On August 25, the second day of school, I got a call from the teacher that started my cold sweats. She told me that my daughter had lost a barrette on the playground and had a thrashing, screaming fit requiring the social worker’s intervention. “Tantrums are very unusual at this age,” she said with a tinge of indictment. “If this continues, we may need to all meet and talk about this defiance.”
Of course, I knew exactly what had happened. No one from the district had yet informed the teacher about J’s challenges, so for two days she had been asked to do things she can’t. And been chastised for wandering off. The missing barrette had pushed her to the brink. I don’t think my kid is the next Gandhi—she frequently lobbies for more sugar and less bedtime—but she’s also not a brat. She is like a crawfish boil: a little extra work to figure out, but tender inside.
Once I stopped sweating, I wrote the teacher a respectful email. I explained a few things about J’s disabilities, and how to make simple accommodations. I emphasized that we discipline our child at home, and that we have great respect for teachers (my mom and stepdad being two). I suggested a “count of 10" approach to tantrums.
Thank God, that email was the turning point. Once J’s teacher knew we were her allies, she was willing to bend the rules for J. There were no more tantrums, and suddenly my kid was enjoying school. The nervous diarrhea stopped. The teacher even reported to us one day that J. was “bright, delightful, and brings a lot of spunk to the group.”

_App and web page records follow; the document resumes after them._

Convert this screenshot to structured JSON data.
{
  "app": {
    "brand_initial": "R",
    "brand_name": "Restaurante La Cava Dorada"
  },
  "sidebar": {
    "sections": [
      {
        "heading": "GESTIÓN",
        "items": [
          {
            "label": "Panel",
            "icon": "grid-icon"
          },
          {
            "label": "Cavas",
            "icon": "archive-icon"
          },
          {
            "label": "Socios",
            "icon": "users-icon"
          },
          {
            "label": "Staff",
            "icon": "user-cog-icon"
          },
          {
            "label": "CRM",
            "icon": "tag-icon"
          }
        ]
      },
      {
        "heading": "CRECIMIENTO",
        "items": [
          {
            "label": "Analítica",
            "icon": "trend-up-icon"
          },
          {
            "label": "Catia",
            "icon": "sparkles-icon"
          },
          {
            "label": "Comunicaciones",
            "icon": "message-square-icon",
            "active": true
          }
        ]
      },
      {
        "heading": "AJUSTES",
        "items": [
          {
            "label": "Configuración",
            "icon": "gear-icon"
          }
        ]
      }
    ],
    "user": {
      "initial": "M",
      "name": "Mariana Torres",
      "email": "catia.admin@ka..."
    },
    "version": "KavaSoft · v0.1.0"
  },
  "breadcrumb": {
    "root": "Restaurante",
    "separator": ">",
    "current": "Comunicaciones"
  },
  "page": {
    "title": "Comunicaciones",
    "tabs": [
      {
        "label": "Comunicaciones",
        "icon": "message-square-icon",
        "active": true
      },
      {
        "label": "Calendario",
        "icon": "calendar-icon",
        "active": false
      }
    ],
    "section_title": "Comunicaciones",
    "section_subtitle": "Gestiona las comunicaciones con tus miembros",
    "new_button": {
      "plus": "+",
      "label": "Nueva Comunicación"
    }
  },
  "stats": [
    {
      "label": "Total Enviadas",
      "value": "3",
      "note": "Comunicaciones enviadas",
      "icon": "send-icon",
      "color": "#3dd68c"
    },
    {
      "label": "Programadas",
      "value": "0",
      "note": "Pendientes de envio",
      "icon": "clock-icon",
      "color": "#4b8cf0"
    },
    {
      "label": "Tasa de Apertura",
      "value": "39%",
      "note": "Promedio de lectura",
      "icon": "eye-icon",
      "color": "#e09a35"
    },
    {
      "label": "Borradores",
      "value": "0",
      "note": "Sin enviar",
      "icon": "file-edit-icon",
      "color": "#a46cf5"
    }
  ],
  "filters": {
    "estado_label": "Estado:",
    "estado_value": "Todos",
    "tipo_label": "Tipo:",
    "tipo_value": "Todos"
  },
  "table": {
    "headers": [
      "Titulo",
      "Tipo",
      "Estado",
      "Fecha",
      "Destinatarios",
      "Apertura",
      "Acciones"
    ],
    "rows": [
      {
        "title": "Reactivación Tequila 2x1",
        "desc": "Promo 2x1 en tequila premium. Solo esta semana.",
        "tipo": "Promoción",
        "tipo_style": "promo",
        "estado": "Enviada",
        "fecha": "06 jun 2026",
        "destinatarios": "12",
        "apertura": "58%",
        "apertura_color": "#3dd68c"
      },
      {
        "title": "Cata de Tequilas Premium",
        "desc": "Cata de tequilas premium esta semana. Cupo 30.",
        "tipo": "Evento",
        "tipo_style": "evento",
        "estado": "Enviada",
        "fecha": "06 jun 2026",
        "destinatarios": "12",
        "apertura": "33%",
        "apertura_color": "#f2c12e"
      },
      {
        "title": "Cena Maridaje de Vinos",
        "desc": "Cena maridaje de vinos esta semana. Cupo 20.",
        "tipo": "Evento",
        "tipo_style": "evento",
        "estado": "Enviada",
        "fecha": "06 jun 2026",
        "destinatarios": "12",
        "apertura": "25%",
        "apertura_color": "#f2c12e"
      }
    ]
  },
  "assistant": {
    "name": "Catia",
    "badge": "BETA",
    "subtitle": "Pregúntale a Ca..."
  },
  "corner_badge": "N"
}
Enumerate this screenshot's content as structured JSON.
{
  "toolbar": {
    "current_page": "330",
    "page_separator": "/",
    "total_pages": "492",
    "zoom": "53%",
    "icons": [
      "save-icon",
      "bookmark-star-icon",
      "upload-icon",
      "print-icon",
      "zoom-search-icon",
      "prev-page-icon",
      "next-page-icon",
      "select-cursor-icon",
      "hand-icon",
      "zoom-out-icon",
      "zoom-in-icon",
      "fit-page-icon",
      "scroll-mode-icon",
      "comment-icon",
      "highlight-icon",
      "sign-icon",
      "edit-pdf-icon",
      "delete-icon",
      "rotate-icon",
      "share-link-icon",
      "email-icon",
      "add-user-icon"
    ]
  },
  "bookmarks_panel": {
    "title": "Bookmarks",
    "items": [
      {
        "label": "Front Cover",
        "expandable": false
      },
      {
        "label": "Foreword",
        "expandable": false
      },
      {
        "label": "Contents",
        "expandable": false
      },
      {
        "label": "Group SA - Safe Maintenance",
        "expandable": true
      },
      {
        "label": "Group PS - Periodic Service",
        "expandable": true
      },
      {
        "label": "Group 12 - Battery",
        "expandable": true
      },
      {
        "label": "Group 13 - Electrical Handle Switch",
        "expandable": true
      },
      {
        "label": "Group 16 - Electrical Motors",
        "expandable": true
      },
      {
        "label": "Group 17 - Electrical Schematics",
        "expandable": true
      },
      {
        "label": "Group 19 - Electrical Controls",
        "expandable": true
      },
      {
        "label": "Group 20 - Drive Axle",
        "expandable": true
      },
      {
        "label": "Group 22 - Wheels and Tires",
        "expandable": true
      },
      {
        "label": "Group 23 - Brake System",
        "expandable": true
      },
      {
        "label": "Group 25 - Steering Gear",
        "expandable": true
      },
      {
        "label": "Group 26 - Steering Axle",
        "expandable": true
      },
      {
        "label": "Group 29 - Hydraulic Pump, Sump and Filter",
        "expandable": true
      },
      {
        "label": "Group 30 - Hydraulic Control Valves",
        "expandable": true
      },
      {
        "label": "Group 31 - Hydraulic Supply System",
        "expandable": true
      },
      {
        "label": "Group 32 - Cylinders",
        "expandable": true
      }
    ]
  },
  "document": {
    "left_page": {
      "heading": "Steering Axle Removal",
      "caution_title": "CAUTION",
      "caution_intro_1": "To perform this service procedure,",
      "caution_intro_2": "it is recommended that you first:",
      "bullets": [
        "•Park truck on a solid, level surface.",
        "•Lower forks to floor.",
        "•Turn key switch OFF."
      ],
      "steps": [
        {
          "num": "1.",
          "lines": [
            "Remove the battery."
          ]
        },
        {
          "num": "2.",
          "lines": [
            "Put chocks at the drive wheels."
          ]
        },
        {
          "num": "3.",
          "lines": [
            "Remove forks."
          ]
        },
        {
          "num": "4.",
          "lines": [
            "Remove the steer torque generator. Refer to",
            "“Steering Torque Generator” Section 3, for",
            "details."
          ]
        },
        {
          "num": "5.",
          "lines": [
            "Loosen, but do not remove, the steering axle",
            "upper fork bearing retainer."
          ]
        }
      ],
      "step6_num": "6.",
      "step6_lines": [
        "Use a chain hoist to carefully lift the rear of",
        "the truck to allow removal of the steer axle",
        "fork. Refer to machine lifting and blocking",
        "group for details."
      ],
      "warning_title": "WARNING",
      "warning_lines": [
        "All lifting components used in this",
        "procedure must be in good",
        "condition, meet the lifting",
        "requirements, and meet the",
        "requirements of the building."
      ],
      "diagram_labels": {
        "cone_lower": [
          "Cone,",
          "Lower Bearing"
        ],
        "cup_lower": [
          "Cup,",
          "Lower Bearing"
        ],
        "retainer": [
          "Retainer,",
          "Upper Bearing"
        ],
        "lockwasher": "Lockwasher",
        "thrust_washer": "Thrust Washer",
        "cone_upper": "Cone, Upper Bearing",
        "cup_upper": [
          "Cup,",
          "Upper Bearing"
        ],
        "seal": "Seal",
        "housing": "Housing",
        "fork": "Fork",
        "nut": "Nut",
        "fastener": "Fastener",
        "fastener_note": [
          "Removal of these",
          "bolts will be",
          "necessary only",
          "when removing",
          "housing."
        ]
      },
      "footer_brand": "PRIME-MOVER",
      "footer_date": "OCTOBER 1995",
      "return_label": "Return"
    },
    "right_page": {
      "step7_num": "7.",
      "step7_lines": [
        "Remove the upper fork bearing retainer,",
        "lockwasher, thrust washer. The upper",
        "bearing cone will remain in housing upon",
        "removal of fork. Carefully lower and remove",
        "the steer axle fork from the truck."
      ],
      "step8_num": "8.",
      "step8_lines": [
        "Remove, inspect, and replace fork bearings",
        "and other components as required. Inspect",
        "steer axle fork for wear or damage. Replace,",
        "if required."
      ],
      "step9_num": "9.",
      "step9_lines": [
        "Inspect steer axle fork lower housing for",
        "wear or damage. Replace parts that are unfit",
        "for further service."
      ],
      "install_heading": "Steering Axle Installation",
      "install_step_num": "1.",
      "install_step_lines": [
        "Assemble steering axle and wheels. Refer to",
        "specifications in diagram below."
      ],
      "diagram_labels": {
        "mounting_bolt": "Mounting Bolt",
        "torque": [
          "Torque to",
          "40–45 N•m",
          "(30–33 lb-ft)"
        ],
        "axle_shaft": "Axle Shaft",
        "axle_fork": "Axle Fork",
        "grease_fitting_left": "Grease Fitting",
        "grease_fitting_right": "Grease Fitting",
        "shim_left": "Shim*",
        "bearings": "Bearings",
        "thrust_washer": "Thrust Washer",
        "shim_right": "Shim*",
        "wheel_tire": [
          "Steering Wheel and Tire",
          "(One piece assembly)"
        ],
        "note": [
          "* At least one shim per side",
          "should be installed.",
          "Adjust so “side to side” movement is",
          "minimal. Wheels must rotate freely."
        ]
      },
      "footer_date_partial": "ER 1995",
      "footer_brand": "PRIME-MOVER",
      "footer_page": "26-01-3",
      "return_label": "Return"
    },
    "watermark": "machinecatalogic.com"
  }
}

When the psychologist called to set up an IEP meeting, she called J. “adorable.” That meeting won’t happen until October, so I’m grateful that in the meantime all of J’s teachers have the scoop on her challenges. I’m even more grateful they like her. The lunchroom staff is teaching her to open her own milk carton and cracker bag. For J’s part, she loves music and reading, and makes the best of recess by wandering the perimeter of the playground, inspecting weeds. She is making it, just fine.I can’t help but speculate about children with disabilities who don’t ever get diagnosed. Who live in districts with poor funding and crowded classrooms. Whose parents don’t have the resources to advocate for them, or even to understand what’s going on with them. Because it’s so easy for these kids to be misinterpreted as dumb, manipulative, or defiant. And that would make for a lousy kindergarten experience, indeed. I am grateful every morning that J. bounces down the street in her trademark rainbow leggings, knowing the bus will take her to a friendly place where she can be herself and learn to get along in the world. I wish that were true for every kid.
A version of this news article first appeared in the Early Years blog.